This is day one of a research week and it feels like I have not had focused time on my PhD for years. It is funny the tricks your mind plays, as I know that I was doing plenty of reading and not enough writing over the holiday period. More importantly, I was recharging my batteries and letting some things percolate quietly in the back of my mind. Or at least, that is my logical and sensible voice calming my PhD-panic moments.
A big percolating puzzle was my data analysis. I chose the Listening Guide (Gilligan, 2015) which involves a process of multiple “listenings” to the various voices in the transcripts – those audible on the surface and those that play along in the undercurrents. It is an analytical approach that recognises the importance of the relationships we build in our research, of the connections we make with the participants who kindly agree to work with us to explore a particular topic or two. It fit with my research framework and I was keen to see how it helped me engage with my data.
Before I took a break, I had been plugging away at it, hoping that it would somehow settle down, that I would be able to gain some clarity into the questions I was asking. But it remained murky and puzzling, so I reluctantly put it to one side. Then, a couple of weeks ago, I decided the only real option was to start again. Or, more accurately, save what I had done, salvage bits from it, and archive “Phase 1” under “Learning to Analyse Data”.
Today, after a day of honing, pruning and revising, I have a bundle of NVivo projects that look sensible, with a shared codebook that is clearly defined and straightforward. I have my contrapuntal voices (don’t ask – or ask Gilligan 🙂 ) and I-Poems (ditto), and things are looking up. The rest of the week will focus on analysing and reflecting, supplemented with big mugs of tea and at least one trip to Falko for cake. Because if doing a PhD has taught me one thing, it is that Coding Needs Cake.
My research over the summer has also taught me another bigger lesson. I have had to face a truth about my research skills – I’ve been panning published research for nuggets to support my own work.

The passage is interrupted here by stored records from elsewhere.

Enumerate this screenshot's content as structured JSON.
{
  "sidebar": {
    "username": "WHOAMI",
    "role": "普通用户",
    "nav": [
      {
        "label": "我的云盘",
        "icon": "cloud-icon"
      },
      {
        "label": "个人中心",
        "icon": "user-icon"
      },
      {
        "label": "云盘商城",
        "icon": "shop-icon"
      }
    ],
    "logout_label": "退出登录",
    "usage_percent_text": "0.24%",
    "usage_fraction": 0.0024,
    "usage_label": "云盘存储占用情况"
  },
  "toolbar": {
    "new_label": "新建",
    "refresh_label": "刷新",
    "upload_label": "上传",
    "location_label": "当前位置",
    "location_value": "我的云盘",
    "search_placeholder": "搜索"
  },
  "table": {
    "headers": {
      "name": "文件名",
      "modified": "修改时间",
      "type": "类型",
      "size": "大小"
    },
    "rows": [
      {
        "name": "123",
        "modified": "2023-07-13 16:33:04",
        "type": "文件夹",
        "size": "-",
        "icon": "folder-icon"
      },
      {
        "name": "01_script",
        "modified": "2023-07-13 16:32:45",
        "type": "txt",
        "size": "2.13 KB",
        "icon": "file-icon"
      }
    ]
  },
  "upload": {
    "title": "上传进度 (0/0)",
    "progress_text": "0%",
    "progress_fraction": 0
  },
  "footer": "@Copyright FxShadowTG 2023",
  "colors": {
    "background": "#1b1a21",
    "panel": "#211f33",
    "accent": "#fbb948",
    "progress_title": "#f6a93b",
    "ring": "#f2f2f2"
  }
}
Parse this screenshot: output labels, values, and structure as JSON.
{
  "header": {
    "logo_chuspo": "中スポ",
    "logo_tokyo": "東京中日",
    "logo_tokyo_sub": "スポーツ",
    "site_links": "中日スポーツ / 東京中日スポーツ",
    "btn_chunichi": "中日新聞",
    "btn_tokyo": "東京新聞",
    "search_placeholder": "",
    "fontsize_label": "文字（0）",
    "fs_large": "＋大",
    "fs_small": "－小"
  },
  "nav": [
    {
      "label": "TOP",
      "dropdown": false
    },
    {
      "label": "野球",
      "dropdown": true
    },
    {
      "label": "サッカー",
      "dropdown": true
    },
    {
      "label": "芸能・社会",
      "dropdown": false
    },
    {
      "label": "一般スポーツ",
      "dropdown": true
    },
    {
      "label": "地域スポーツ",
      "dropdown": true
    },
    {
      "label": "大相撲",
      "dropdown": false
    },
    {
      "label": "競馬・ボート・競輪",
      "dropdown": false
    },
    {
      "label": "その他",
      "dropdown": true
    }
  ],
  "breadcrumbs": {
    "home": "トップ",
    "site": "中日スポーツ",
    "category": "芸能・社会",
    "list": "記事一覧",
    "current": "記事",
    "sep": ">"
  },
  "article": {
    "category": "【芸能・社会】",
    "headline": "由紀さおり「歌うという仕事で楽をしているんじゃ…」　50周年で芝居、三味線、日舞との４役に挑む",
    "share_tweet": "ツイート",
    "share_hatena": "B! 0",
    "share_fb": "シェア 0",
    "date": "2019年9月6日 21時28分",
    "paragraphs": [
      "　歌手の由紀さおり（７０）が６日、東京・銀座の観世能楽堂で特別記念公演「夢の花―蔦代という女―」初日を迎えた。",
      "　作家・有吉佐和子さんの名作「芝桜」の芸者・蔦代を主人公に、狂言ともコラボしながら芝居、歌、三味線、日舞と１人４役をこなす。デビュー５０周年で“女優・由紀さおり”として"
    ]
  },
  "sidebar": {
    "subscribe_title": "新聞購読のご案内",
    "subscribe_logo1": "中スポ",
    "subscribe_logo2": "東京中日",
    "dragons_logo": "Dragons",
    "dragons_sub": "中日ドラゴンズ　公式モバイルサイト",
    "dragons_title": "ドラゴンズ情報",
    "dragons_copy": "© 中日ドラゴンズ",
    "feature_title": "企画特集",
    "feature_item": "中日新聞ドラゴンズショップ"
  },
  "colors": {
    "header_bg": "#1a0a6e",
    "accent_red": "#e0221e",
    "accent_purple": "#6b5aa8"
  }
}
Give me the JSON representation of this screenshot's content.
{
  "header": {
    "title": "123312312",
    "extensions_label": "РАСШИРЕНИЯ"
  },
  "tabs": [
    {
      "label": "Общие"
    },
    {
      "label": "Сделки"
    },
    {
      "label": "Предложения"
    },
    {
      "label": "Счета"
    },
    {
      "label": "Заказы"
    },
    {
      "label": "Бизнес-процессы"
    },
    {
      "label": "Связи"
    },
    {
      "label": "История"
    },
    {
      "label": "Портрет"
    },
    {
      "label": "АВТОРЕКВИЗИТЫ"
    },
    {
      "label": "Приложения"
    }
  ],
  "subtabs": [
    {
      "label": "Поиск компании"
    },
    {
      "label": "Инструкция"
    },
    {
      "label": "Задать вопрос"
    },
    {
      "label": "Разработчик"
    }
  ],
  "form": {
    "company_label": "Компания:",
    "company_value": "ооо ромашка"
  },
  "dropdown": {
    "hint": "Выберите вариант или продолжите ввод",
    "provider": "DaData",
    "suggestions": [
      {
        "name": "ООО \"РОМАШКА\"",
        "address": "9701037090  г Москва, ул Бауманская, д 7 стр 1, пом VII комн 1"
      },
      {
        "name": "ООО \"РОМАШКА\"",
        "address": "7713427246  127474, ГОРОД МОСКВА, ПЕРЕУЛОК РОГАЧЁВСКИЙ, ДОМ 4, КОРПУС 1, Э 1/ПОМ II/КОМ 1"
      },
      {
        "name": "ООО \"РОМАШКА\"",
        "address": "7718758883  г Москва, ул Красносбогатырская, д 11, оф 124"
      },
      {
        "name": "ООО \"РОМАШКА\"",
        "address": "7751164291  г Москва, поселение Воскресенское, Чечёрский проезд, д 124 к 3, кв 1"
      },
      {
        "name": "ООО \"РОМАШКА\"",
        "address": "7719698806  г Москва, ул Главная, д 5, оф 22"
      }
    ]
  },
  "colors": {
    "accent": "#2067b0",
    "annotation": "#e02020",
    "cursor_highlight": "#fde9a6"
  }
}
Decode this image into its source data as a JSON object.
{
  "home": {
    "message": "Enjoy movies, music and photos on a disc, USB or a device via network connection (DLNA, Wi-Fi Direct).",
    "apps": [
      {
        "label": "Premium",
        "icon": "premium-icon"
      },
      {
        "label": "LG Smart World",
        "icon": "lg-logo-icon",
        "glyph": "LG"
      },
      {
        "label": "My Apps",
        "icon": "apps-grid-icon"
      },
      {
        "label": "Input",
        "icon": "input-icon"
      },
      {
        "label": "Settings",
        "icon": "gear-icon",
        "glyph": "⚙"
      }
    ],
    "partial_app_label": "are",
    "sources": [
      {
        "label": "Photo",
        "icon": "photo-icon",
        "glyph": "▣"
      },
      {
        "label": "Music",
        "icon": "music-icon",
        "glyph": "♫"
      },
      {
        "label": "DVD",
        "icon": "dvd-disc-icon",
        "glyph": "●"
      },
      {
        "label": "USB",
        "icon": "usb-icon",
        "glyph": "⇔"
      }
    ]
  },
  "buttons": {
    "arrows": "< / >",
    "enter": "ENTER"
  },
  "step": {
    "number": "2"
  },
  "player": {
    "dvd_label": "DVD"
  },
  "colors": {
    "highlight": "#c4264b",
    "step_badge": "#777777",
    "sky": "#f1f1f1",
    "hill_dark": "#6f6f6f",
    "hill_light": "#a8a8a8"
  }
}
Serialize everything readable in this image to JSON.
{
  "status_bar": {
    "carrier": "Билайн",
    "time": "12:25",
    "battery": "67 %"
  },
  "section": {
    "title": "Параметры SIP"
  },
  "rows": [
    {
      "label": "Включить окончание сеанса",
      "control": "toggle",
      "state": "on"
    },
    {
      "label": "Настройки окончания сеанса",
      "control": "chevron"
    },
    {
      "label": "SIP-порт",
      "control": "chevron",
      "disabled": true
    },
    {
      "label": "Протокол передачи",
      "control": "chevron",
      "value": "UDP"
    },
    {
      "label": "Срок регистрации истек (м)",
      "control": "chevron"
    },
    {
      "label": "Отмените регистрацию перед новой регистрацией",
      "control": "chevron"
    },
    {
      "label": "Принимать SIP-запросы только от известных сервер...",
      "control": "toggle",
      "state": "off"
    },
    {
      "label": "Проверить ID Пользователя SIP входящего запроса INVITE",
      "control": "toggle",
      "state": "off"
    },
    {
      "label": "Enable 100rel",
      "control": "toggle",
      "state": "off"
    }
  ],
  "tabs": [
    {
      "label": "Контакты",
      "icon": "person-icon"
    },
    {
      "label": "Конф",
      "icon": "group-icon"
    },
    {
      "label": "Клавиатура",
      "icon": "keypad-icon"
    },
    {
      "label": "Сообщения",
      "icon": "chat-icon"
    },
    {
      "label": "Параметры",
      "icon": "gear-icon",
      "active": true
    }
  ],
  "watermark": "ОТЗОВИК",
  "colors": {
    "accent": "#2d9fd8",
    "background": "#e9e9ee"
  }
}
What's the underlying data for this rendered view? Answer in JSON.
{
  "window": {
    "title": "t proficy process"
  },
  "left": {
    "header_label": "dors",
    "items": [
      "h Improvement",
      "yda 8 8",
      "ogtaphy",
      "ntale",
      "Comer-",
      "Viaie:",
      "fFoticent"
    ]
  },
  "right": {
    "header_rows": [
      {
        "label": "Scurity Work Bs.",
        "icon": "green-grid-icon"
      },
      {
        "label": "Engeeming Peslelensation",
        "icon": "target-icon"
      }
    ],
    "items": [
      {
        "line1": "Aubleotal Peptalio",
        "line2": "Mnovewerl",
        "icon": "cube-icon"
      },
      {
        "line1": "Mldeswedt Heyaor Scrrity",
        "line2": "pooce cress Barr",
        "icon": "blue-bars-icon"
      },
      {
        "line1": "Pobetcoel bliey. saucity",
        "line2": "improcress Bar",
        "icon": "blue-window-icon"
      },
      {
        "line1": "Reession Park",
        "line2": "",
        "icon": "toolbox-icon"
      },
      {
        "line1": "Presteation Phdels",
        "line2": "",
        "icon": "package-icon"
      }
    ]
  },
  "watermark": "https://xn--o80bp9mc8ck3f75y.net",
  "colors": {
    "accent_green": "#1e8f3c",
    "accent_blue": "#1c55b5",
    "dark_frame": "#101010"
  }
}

I hadn’t realised this was my approach until I read Indigenous and Decolonizing Studies in Education this summer.
Often it seems like settler readers read like settlers (that is, read extractively) for particular content to be removed for future use. The reading is like panning for gold, sorting through work that may not have been intended for a particular reader, sorting it by what is useful and what is discardable [Eve Tuck, p.15 in Smith, Tuck and Wang, 2019]
Even as I write this blog post, I realise I’m at risk of doing it again, extracting and sharing a little nugget. I’m hoping this is different, as I don’t want these to be the only words you read from this book. I want the post to whet your appetite and send you off to read the rest for yourself. It’s the kind of book that needs a slow read, so you can let it sink into you. For me, it is an inspiration and one of the most important books I have read. More importantly, it has achieved a goal that my supervisors have been reminding me of recently, the need to stop reading everything and focus on finding my own research voice. I have to sit down with the work of the excellent researchers I have met so far, and really listen to what they have to say. My writing needs to demonstrate what I have learned and who I have learned from, not what I have extracted.
At this point, you might be wondering what this has to do with the Listening Guide. In preparation for my revision task today, I was back reading the various articles and chapters that helped me select it as a method of analysis. A particular section stood out – yes, another nugget…
What my students have come to call “binning” (taking someone’s words and sticking them into mental bins) signifies a mode of listening that is not really listening but rather assimilating the experience of another to what one already believes. It is a way of asserting dominance and also an expression of disrespect. [Gilligan, 2015; p. 76]
How often have you read a paper and wondered at the selection process that goes into choosing the key quotes? I know it is something that I have thought about, particularly in that sense of responsibility in caring for the thoughts and words that were entrusted to me. A quick thematic analysis may result in the work being read extractively, panning for transcript gold to support the researcher’s viewpoint, “binning” chunks into code silos. It disrespects the speaker and the trust that has built over time. Being respectful is about slowing down, honouring the relationship that has developed, listening to the full story, and letting the learning soak in. That responsibility and respect for the relationship is what drew me to this method to begin with. It’s about hearing the music of voices in the transcript and sharing the tune, if not the whole song.
Re-reading the articles, I realise that I also missed one key point.
The steps of the Listening Guide define a way of opening oneself to the experience of another that enhances the prospect for discovery. A constant reminder I find myself giving to researchers learning the method is to slow down. [Gilligan, 2015; p. 76 – my emphasis]
In truth, that is what this summer has been – a time of slowing down, listening, thinking and learning. And cake…
Gilligan, C. (2015). The Listening Guide method of psychological inquiry. Qualitative Psychology 2(1): pp: 69–77 http://dx.doi.org/10.1037/qup0000023 #paywall
Smith, L. T., Tuck, E., & Yang, K. W. (Eds.). (2018). Indigenous and decolonizing studies in education: Mapping the long view. New York and London: Routledge. https://www.routledge.com/Indigenous-and-Decolonizing-Studies-in-Education-Mapping-the-Long-View/Smith-Tuck-Yang-Tuck-Yang/p/book/9781138585867